Work item:
Give back each entry exactly as written, apart from the pictures.

Dataset rows describing interfaces:
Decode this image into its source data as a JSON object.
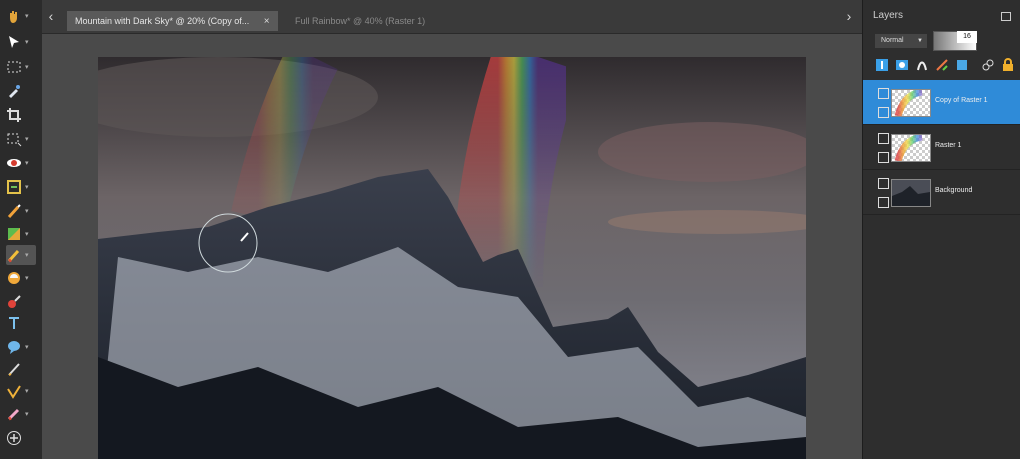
{
  "tabs": [
    {
      "label": "Mountain with Dark Sky* @  20% (Copy of...",
      "active": true
    },
    {
      "label": "Full Rainbow* @  40% (Raster 1)",
      "active": false
    }
  ],
  "tab_close": "×",
  "nav": {
    "left": "‹",
    "right": "›"
  },
  "tools": [
    {
      "icon": "pan-hand-icon"
    },
    {
      "icon": "pick-arrow-icon"
    },
    {
      "icon": "selection-rect-icon"
    },
    {
      "icon": "dropper-icon"
    },
    {
      "icon": "crop-icon"
    },
    {
      "icon": "move-marquee-icon"
    },
    {
      "icon": "red-eye-icon"
    },
    {
      "icon": "object-remover-icon"
    },
    {
      "icon": "paint-brush-icon"
    },
    {
      "icon": "color-replacer-icon"
    },
    {
      "icon": "clone-brush-icon"
    },
    {
      "icon": "eraser-icon"
    },
    {
      "icon": "dodge-burn-icon"
    },
    {
      "icon": "text-icon"
    },
    {
      "icon": "shape-icon"
    },
    {
      "icon": "pen-icon"
    },
    {
      "icon": "warp-brush-icon"
    },
    {
      "icon": "smudge-icon"
    },
    {
      "icon": "add-tool-icon"
    }
  ],
  "layers_panel": {
    "title": "Layers",
    "blend_mode": "Normal",
    "opacity": "16",
    "layers": [
      {
        "name": "Copy of Raster 1",
        "selected": true,
        "thumb": "rainbow"
      },
      {
        "name": "Raster 1",
        "selected": false,
        "thumb": "rainbow"
      },
      {
        "name": "Background",
        "selected": false,
        "thumb": "photo"
      }
    ]
  },
  "colors": {
    "panel_bg": "#2e2e2e",
    "selected_layer": "#2f8bd8",
    "workspace": "#4a4a4a"
  }
}
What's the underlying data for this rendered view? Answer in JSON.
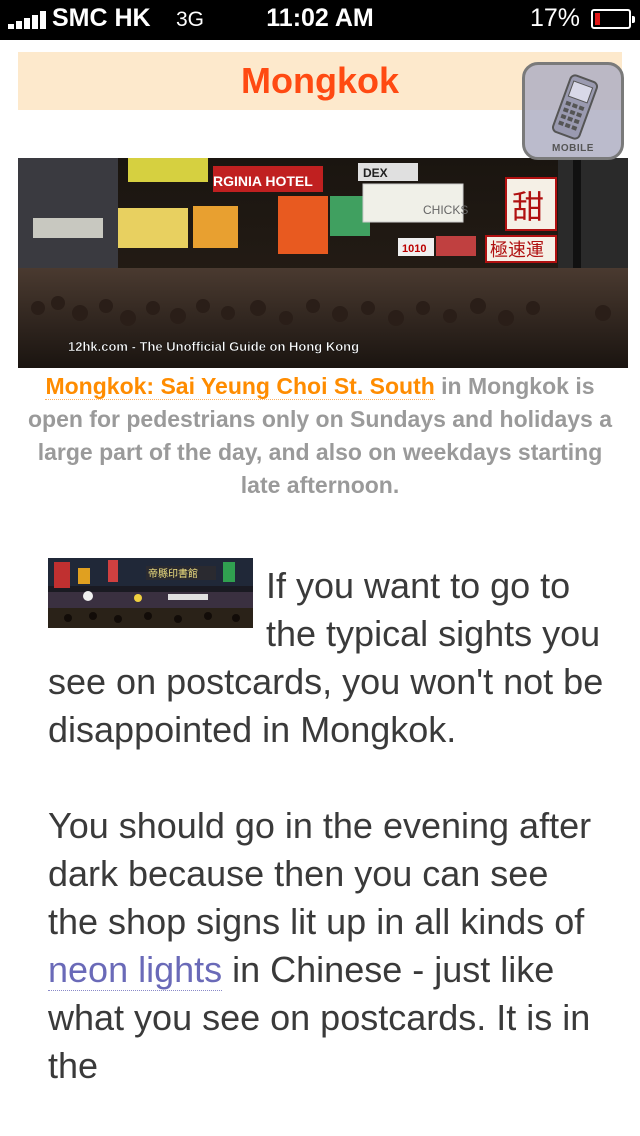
{
  "status_bar": {
    "carrier": "SMC HK",
    "network": "3G",
    "time": "11:02 AM",
    "battery_percent_text": "17%",
    "battery_level": 0.17
  },
  "page": {
    "title": "Mongkok",
    "mobile_button": {
      "label": "MOBILE",
      "icon": "mobile-phone-icon"
    },
    "hero_image": {
      "credit": "12hk.com - The Unofficial Guide on Hong Kong",
      "signs": [
        "RGINIA HOTEL",
        "CHICKS",
        "1010",
        "甜",
        "極速運",
        "DEX"
      ]
    },
    "caption": {
      "link": "Mongkok: Sai Yeung Choi St. South",
      "rest": " in Mongkok is open for pedestrians only on Sundays and holidays a large part of the day, and also on weekdays starting late afternoon."
    },
    "paragraphs": [
      {
        "text": "If you want to go to the typical sights you see on postcards, you won't not be disappointed in Mongkok."
      },
      {
        "before": "You should go in the evening after dark because then you can see the shop signs lit up in all kinds of ",
        "link": "neon lights",
        "after": " in Chinese - just like what you see on postcards. It is in the"
      }
    ],
    "thumbnail": {
      "sign": "帝縣印書館"
    },
    "colors": {
      "title": "#ff4a12",
      "title_bg": "#fde9cc",
      "caption_link": "#ff8c00",
      "body_link": "#6a6ab8",
      "body_text": "#3a3a3a"
    }
  }
}
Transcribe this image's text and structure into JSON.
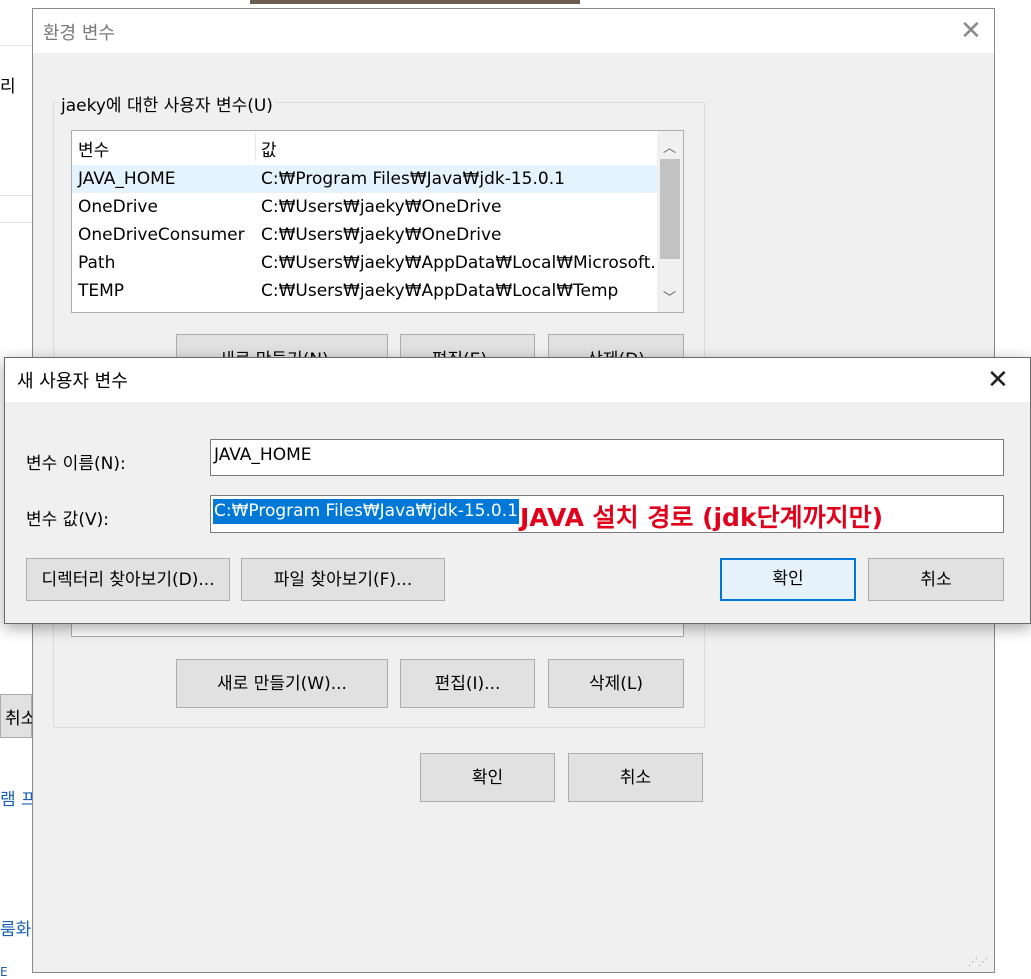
{
  "background": {
    "texts": [
      "리",
      "취소",
      "램 프",
      "룸화",
      "E"
    ]
  },
  "env_dialog": {
    "title": "환경 변수",
    "user_vars_group": "jaeky에 대한 사용자 변수(U)",
    "columns": [
      "변수",
      "값"
    ],
    "rows": [
      {
        "name": "JAVA_HOME",
        "value": "C:₩Program Files₩Java₩jdk-15.0.1"
      },
      {
        "name": "OneDrive",
        "value": "C:₩Users₩jaeky₩OneDrive"
      },
      {
        "name": "OneDriveConsumer",
        "value": "C:₩Users₩jaeky₩OneDrive"
      },
      {
        "name": "Path",
        "value": "C:₩Users₩jaeky₩AppData₩Local₩Microsoft..."
      },
      {
        "name": "TEMP",
        "value": "C:₩Users₩jaeky₩AppData₩Local₩Temp"
      }
    ],
    "user_buttons": [
      "새로 만들기(N)...",
      "편집(E)...",
      "삭제(D)"
    ],
    "system_buttons": [
      "새로 만들기(W)...",
      "편집(I)...",
      "삭제(L)"
    ],
    "ok": "확인",
    "cancel": "취소"
  },
  "new_var_dialog": {
    "title": "새 사용자 변수",
    "name_label": "변수 이름(N):",
    "name_value": "JAVA_HOME",
    "value_label": "변수 값(V):",
    "value_value": "C:₩Program Files₩Java₩jdk-15.0.1",
    "annotation": "JAVA 설치 경로 (jdk단계까지만)",
    "browse_dir": "디렉터리 찾아보기(D)...",
    "browse_file": "파일 찾아보기(F)...",
    "ok": "확인",
    "cancel": "취소"
  },
  "icons": {
    "close": "close-icon",
    "scroll_up": "chevron-up-icon",
    "scroll_down": "chevron-down-icon",
    "resize": "resize-grip-icon"
  },
  "colors": {
    "accent": "#0078d7",
    "annotation": "#e0001b",
    "selection": "#e5f3ff"
  }
}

Expected answer:
Decode this image into its source data as a JSON object.
{
  "tabs": [
    {
      "label": "Mountain with Dark Sky* @  20% (Copy of...",
      "active": true
    },
    {
      "label": "Full Rainbow* @  40% (Raster 1)",
      "active": false
    }
  ],
  "tab_close": "×",
  "nav": {
    "left": "‹",
    "right": "›"
  },
  "tools": [
    {
      "icon": "pan-hand-icon"
    },
    {
      "icon": "pick-arrow-icon"
    },
    {
      "icon": "selection-rect-icon"
    },
    {
      "icon": "dropper-icon"
    },
    {
      "icon": "crop-icon"
    },
    {
      "icon": "move-marquee-icon"
    },
    {
      "icon": "red-eye-icon"
    },
    {
      "icon": "object-remover-icon"
    },
    {
      "icon": "paint-brush-icon"
    },
    {
      "icon": "color-replacer-icon"
    },
    {
      "icon": "clone-brush-icon"
    },
    {
      "icon": "eraser-icon"
    },
    {
      "icon": "dodge-burn-icon"
    },
    {
      "icon": "text-icon"
    },
    {
      "icon": "shape-icon"
    },
    {
      "icon": "pen-icon"
    },
    {
      "icon": "warp-brush-icon"
    },
    {
      "icon": "smudge-icon"
    },
    {
      "icon": "add-tool-icon"
    }
  ],
  "layers_panel": {
    "title": "Layers",
    "blend_mode": "Normal",
    "opacity": "16",
    "layers": [
      {
        "name": "Copy of Raster 1",
        "selected": true,
        "thumb": "rainbow"
      },
      {
        "name": "Raster 1",
        "selected": false,
        "thumb": "rainbow"
      },
      {
        "name": "Background",
        "selected": false,
        "thumb": "photo"
      }
    ]
  },
  "colors": {
    "panel_bg": "#2e2e2e",
    "selected_layer": "#2f8bd8",
    "workspace": "#4a4a4a"
  }
}
What's the underlying data for this rendered view? Answer in JSON.
{
  "status_bar": {
    "carrier": "SMC HK",
    "network": "3G",
    "time": "11:02 AM",
    "battery_percent_text": "17%",
    "battery_level": 0.17
  },
  "page": {
    "title": "Mongkok",
    "mobile_button": {
      "label": "MOBILE",
      "icon": "mobile-phone-icon"
    },
    "hero_image": {
      "credit": "12hk.com - The Unofficial Guide on Hong Kong",
      "signs": [
        "RGINIA HOTEL",
        "CHICKS",
        "1010",
        "甜",
        "極速運",
        "DEX"
      ]
    },
    "caption": {
      "link": "Mongkok: Sai Yeung Choi St. South",
      "rest": " in Mongkok is open for pedestrians only on Sundays and holidays a large part of the day, and also on weekdays starting late afternoon."
    },
    "paragraphs": [
      {
        "text": "If you want to go to the typical sights you see on postcards, you won't not be disappointed in Mongkok."
      },
      {
        "before": "You should go in the evening after dark because then you can see the shop signs lit up in all kinds of ",
        "link": "neon lights",
        "after": " in Chinese - just like what you see on postcards. It is in the"
      }
    ],
    "thumbnail": {
      "sign": "帝縣印書館"
    },
    "colors": {
      "title": "#ff4a12",
      "title_bg": "#fde9cc",
      "caption_link": "#ff8c00",
      "body_link": "#6a6ab8",
      "body_text": "#3a3a3a"
    }
  }
}
Transcribe this image's text and structure into JSON.
{
  "background": {
    "texts": [
      "리",
      "취소",
      "램 프",
      "룸화",
      "E"
    ]
  },
  "env_dialog": {
    "title": "환경 변수",
    "user_vars_group": "jaeky에 대한 사용자 변수(U)",
    "columns": [
      "변수",
      "값"
    ],
    "rows": [
      {
        "name": "JAVA_HOME",
        "value": "C:₩Program Files₩Java₩jdk-15.0.1"
      },
      {
        "name": "OneDrive",
        "value": "C:₩Users₩jaeky₩OneDrive"
      },
      {
        "name": "OneDriveConsumer",
        "value": "C:₩Users₩jaeky₩OneDrive"
      },
      {
        "name": "Path",
        "value": "C:₩Users₩jaeky₩AppData₩Local₩Microsoft..."
      },
      {
        "name": "TEMP",
        "value": "C:₩Users₩jaeky₩AppData₩Local₩Temp"
      }
    ],
    "user_buttons": [
      "새로 만들기(N)...",
      "편집(E)...",
      "삭제(D)"
    ],
    "system_buttons": [
      "새로 만들기(W)...",
      "편집(I)...",
      "삭제(L)"
    ],
    "ok": "확인",
    "cancel": "취소"
  },
  "new_var_dialog": {
    "title": "새 사용자 변수",
    "name_label": "변수 이름(N):",
    "name_value": "JAVA_HOME",
    "value_label": "변수 값(V):",
    "value_value": "C:₩Program Files₩Java₩jdk-15.0.1",
    "annotation": "JAVA 설치 경로 (jdk단계까지만)",
    "browse_dir": "디렉터리 찾아보기(D)...",
    "browse_file": "파일 찾아보기(F)...",
    "ok": "확인",
    "cancel": "취소"
  },
  "icons": {
    "close": "close-icon",
    "scroll_up": "chevron-up-icon",
    "scroll_down": "chevron-down-icon",
    "resize": "resize-grip-icon"
  },
  "colors": {
    "accent": "#0078d7",
    "annotation": "#e0001b",
    "selection": "#e5f3ff"
  }
}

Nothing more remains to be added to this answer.